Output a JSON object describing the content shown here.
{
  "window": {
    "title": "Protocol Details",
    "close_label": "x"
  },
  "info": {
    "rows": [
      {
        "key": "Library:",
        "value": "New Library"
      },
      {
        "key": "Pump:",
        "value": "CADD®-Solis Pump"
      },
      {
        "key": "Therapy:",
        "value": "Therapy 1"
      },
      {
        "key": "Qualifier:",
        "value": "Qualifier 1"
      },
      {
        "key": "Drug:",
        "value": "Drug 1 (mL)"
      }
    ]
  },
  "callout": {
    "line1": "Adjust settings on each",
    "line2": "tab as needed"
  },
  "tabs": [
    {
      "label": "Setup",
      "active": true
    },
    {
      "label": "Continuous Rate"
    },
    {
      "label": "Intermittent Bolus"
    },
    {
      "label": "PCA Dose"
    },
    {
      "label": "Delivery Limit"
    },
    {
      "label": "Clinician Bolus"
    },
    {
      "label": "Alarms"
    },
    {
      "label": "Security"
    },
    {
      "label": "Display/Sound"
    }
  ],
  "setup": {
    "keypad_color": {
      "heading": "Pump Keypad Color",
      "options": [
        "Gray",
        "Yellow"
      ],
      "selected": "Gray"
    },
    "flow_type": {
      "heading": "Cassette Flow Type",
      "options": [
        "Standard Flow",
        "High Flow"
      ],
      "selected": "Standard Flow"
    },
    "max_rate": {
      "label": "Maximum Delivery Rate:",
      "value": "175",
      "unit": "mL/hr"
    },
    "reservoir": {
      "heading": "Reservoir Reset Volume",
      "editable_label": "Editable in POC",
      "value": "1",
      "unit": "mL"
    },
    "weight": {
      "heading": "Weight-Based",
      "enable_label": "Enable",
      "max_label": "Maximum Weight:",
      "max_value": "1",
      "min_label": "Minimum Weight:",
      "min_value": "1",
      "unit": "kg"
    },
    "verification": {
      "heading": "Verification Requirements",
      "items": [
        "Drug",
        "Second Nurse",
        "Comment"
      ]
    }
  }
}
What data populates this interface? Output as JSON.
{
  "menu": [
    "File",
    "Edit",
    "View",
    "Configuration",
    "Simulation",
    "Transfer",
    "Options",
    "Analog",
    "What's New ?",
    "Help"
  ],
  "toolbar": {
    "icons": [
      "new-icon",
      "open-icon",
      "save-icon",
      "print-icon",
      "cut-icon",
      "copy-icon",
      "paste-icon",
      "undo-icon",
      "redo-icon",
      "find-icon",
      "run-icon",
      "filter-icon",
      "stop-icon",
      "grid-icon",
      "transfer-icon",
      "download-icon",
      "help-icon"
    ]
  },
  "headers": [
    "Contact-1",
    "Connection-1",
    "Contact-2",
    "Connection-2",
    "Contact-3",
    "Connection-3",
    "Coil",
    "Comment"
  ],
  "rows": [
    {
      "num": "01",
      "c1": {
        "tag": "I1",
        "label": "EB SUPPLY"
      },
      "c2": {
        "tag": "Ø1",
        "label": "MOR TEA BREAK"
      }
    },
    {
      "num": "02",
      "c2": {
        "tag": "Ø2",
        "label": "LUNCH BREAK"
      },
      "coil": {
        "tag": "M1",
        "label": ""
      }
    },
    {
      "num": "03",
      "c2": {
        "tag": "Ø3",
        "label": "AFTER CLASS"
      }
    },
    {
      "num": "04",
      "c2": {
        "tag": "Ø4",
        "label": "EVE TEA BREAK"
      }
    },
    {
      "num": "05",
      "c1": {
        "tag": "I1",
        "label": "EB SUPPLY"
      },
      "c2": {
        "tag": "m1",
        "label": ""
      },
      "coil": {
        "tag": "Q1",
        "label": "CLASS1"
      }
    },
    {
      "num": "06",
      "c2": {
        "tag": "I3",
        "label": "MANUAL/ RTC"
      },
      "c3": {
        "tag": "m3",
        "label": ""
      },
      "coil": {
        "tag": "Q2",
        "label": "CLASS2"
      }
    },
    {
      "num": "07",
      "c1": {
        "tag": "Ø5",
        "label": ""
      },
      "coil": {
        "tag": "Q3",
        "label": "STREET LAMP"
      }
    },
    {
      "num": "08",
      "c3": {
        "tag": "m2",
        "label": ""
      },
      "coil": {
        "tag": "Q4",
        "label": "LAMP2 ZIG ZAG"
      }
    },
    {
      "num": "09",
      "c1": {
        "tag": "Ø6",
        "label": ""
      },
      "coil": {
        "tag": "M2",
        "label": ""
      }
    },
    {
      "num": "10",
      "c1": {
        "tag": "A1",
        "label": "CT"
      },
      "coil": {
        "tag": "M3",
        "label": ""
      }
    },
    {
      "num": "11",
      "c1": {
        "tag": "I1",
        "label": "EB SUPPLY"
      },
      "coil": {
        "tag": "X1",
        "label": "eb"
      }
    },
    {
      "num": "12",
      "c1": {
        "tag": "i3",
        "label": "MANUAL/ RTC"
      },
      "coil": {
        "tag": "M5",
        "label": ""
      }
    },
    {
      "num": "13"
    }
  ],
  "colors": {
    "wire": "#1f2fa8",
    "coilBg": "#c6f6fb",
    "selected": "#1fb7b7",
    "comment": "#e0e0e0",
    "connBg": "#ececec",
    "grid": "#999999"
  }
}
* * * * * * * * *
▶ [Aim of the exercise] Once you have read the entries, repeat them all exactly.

▶ [Answer to the problem]
Output a JSON object describing the content shown here.
{
  "window": {
    "title": "Protocol Details",
    "close_label": "x"
  },
  "info": {
    "rows": [
      {
        "key": "Library:",
        "value": "New Library"
      },
      {
        "key": "Pump:",
        "value": "CADD®-Solis Pump"
      },
      {
        "key": "Therapy:",
        "value": "Therapy 1"
      },
      {
        "key": "Qualifier:",
        "value": "Qualifier 1"
      },
      {
        "key": "Drug:",
        "value": "Drug 1 (mL)"
      }
    ]
  },
  "callout": {
    "line1": "Adjust settings on each",
    "line2": "tab as needed"
  },
  "tabs": [
    {
      "label": "Setup",
      "active": true
    },
    {
      "label": "Continuous Rate"
    },
    {
      "label": "Intermittent Bolus"
    },
    {
      "label": "PCA Dose"
    },
    {
      "label": "Delivery Limit"
    },
    {
      "label": "Clinician Bolus"
    },
    {
      "label": "Alarms"
    },
    {
      "label": "Security"
    },
    {
      "label": "Display/Sound"
    }
  ],
  "setup": {
    "keypad_color": {
      "heading": "Pump Keypad Color",
      "options": [
        "Gray",
        "Yellow"
      ],
      "selected": "Gray"
    },
    "flow_type": {
      "heading": "Cassette Flow Type",
      "options": [
        "Standard Flow",
        "High Flow"
      ],
      "selected": "Standard Flow"
    },
    "max_rate": {
      "label": "Maximum Delivery Rate:",
      "value": "175",
      "unit": "mL/hr"
    },
    "reservoir": {
      "heading": "Reservoir Reset Volume",
      "editable_label": "Editable in POC",
      "value": "1",
      "unit": "mL"
    },
    "weight": {
      "heading": "Weight-Based",
      "enable_label": "Enable",
      "max_label": "Maximum Weight:",
      "max_value": "1",
      "min_label": "Minimum Weight:",
      "min_value": "1",
      "unit": "kg"
    },
    "verification": {
      "heading": "Verification Requirements",
      "items": [
        "Drug",
        "Second Nurse",
        "Comment"
      ]
    }
  }
}
What data populates this interface? Output as JSON.
{
  "menu": [
    "File",
    "Edit",
    "View",
    "Configuration",
    "Simulation",
    "Transfer",
    "Options",
    "Analog",
    "What's New ?",
    "Help"
  ],
  "toolbar": {
    "icons": [
      "new-icon",
      "open-icon",
      "save-icon",
      "print-icon",
      "cut-icon",
      "copy-icon",
      "paste-icon",
      "undo-icon",
      "redo-icon",
      "find-icon",
      "run-icon",
      "filter-icon",
      "stop-icon",
      "grid-icon",
      "transfer-icon",
      "download-icon",
      "help-icon"
    ]
  },
  "headers": [
    "Contact-1",
    "Connection-1",
    "Contact-2",
    "Connection-2",
    "Contact-3",
    "Connection-3",
    "Coil",
    "Comment"
  ],
  "rows": [
    {
      "num": "01",
      "c1": {
        "tag": "I1",
        "label": "EB SUPPLY"
      },
      "c2": {
        "tag": "Ø1",
        "label": "MOR TEA BREAK"
      }
    },
    {
      "num": "02",
      "c2": {
        "tag": "Ø2",
        "label": "LUNCH BREAK"
      },
      "coil": {
        "tag": "M1",
        "label": ""
      }
    },
    {
      "num": "03",
      "c2": {
        "tag": "Ø3",
        "label": "AFTER CLASS"
      }
    },
    {
      "num": "04",
      "c2": {
        "tag": "Ø4",
        "label": "EVE TEA BREAK"
      }
    },
    {
      "num": "05",
      "c1": {
        "tag": "I1",
        "label": "EB SUPPLY"
      },
      "c2": {
        "tag": "m1",
        "label": ""
      },
      "coil": {
        "tag": "Q1",
        "label": "CLASS1"
      }
    },
    {
      "num": "06",
      "c2": {
        "tag": "I3",
        "label": "MANUAL/ RTC"
      },
      "c3": {
        "tag": "m3",
        "label": ""
      },
      "coil": {
        "tag": "Q2",
        "label": "CLASS2"
      }
    },
    {
      "num": "07",
      "c1": {
        "tag": "Ø5",
        "label": ""
      },
      "coil": {
        "tag": "Q3",
        "label": "STREET LAMP"
      }
    },
    {
      "num": "08",
      "c3": {
        "tag": "m2",
        "label": ""
      },
      "coil": {
        "tag": "Q4",
        "label": "LAMP2 ZIG ZAG"
      }
    },
    {
      "num": "09",
      "c1": {
        "tag": "Ø6",
        "label": ""
      },
      "coil": {
        "tag": "M2",
        "label": ""
      }
    },
    {
      "num": "10",
      "c1": {
        "tag": "A1",
        "label": "CT"
      },
      "coil": {
        "tag": "M3",
        "label": ""
      }
    },
    {
      "num": "11",
      "c1": {
        "tag": "I1",
        "label": "EB SUPPLY"
      },
      "coil": {
        "tag": "X1",
        "label": "eb"
      }
    },
    {
      "num": "12",
      "c1": {
        "tag": "i3",
        "label": "MANUAL/ RTC"
      },
      "coil": {
        "tag": "M5",
        "label": ""
      }
    },
    {
      "num": "13"
    }
  ],
  "colors": {
    "wire": "#1f2fa8",
    "coilBg": "#c6f6fb",
    "selected": "#1fb7b7",
    "comment": "#e0e0e0",
    "connBg": "#ececec",
    "grid": "#999999"
  }
}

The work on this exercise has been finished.